Recently retired CEL colleague Dr Jenny Hall has coauthored with Drs Susan Crowther and Audrey Stephen (Robert Gordon University) a newly published article that reviews recent work on the experience and causality of poor perinatal mental health. The article highlights gaps in the existing literature and, using the ecology of childbirth framework, presents a new conceptual model for thinking about psychosocial–spiritual experiences in childbirth and subsequent perinatal mental health. The article is freely available to read at https://www.tandfonline.com/doi/full/10.1080/02646838.2019.1616680
Citation: Susan Crowther, Audrey Stephen & Jenny Hall (2019) Association of psychosocial–spiritual experiences around childbirth and subsequent perinatal mental health outcomes: an integrated review, Journal of Reproductive and Infant Psychology, DOI: 10.1080/02646838.2019.1616680
Background: Perinatal mental health is a concern for women, families, communities and maternity care providers internationally. However, there is little understanding of poor perinatal maternal mental health and association with women’s experiences of childbirth. Further understanding of psychosocial–spiritual experiences in childbirth and subsequent perinatal mental health is required.

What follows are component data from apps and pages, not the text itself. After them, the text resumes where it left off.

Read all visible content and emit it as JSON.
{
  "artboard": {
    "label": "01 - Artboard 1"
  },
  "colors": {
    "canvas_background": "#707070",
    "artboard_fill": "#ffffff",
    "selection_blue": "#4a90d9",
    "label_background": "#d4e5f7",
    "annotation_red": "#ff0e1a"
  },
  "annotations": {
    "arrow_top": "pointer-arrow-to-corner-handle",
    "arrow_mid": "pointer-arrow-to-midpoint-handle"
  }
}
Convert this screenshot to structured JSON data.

Aim: Systematically identify and synthesise the range of evidence available on psychosocial–spiritual experiences around childbirth and foreground possible associations with subsequent perinatal mental health outcomes.

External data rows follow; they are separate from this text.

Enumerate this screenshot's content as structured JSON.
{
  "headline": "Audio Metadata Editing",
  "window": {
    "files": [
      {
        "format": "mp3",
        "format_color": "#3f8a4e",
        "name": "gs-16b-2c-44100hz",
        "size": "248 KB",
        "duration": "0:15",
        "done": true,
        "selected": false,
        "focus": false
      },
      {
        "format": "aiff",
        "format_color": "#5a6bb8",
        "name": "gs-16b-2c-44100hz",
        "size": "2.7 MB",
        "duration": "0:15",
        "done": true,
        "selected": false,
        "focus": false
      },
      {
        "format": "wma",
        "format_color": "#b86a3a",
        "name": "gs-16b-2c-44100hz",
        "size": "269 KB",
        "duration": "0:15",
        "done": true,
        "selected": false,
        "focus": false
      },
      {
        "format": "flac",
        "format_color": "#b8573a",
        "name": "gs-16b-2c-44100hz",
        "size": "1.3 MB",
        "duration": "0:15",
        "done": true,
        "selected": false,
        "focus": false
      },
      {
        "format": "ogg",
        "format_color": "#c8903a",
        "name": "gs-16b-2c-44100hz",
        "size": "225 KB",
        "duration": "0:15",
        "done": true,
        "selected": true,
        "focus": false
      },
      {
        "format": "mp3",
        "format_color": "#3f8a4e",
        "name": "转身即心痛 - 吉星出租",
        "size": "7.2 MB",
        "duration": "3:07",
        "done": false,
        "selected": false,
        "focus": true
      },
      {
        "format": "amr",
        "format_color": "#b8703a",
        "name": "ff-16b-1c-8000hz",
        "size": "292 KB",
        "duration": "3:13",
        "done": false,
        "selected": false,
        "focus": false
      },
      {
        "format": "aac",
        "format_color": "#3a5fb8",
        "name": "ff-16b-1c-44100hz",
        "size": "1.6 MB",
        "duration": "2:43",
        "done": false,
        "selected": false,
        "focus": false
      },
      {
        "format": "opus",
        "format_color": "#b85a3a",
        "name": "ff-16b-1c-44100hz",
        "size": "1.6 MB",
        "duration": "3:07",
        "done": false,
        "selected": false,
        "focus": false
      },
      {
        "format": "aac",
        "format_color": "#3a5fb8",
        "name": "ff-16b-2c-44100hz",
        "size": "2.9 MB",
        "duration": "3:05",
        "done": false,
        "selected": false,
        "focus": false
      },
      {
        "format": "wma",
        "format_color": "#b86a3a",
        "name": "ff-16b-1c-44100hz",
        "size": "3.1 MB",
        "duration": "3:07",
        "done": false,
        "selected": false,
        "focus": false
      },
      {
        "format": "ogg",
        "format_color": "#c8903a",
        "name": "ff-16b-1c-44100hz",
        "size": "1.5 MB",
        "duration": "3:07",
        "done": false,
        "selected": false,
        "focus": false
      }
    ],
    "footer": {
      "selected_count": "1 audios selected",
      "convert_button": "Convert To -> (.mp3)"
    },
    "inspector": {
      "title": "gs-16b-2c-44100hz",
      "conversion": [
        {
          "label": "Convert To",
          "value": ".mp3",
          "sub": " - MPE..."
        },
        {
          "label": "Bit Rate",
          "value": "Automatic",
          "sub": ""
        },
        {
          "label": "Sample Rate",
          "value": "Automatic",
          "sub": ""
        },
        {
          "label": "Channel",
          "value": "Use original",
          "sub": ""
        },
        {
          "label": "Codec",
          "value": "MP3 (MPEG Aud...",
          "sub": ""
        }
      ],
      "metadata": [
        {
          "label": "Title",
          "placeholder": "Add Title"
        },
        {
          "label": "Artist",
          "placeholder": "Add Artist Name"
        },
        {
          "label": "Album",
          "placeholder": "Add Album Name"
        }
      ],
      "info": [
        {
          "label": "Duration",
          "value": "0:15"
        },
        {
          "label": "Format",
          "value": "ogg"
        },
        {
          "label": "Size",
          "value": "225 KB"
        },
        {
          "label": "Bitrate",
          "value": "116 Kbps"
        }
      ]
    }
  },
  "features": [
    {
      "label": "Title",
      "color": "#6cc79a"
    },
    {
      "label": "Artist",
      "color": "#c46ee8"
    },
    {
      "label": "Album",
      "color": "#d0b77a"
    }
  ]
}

Method: Integrated analysis of a range of literature types was undertaken. A comprehensive search strategy was created, and nine databases were searched from 2000 to 2018. Defined inclusion and exclusion criteria were applied independently by two reviewers. Critical appraisal was carried out independently by two reviewers and a third reviewer to resolve differences. The Ecology of Childbirth conceptual framework guided the review.
Findings: Six articles were included and four synthesised themes were developed: relationships and kinship matter; significance of childbirth and spiritual experiences; honouring spiritual growth and well-being; and physical manifestations and embodiment. Discussion of the themes using the Ecology of Childbirth framework highlight new perspectives and reveal phenomena lying within and beyond childbirth experiences that may influence perinatal mental health. A new conceptual model is proposed.
Conclusions: New insights highlight a paucity of research in the area of perinatal mental health and psychosocial–spiritual childbirth experiences. Further research needs to include postnatal mood disorders and the possible associations with psychosocial–spiritual experiences.